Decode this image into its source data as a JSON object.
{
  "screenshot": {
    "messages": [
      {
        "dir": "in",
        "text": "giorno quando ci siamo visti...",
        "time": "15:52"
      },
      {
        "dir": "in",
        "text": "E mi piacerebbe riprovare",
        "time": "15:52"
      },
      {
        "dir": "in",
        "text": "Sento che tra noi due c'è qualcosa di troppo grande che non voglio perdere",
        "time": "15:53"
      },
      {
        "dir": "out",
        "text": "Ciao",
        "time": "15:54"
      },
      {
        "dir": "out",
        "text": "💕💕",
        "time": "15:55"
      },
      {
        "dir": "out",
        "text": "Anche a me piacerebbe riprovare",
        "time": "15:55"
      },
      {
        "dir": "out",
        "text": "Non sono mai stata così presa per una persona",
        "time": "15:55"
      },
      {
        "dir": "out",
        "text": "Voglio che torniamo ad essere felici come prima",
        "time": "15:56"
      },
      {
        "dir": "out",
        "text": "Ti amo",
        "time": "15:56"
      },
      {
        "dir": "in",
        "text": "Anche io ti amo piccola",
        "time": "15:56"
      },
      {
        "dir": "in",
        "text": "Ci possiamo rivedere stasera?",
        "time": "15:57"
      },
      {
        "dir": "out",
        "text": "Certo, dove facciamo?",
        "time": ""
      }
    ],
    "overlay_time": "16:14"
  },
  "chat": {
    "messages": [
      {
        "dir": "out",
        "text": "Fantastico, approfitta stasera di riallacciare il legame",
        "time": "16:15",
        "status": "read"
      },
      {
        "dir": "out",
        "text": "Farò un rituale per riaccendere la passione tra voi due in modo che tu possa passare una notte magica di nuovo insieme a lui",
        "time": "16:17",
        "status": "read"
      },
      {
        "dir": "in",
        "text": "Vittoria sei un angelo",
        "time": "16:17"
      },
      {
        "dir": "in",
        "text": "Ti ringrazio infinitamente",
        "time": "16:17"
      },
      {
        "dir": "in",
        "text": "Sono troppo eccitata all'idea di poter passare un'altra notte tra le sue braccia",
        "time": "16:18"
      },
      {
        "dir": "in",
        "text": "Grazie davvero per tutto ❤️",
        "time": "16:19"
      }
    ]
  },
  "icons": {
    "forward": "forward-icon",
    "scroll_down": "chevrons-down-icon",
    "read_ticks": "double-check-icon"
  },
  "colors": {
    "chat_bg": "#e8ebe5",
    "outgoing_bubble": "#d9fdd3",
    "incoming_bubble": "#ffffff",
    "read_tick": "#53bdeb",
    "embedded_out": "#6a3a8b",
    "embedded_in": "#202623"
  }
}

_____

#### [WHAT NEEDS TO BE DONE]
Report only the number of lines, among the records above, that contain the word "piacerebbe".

#### [SOLUTION TO THIS EXERCISE]
2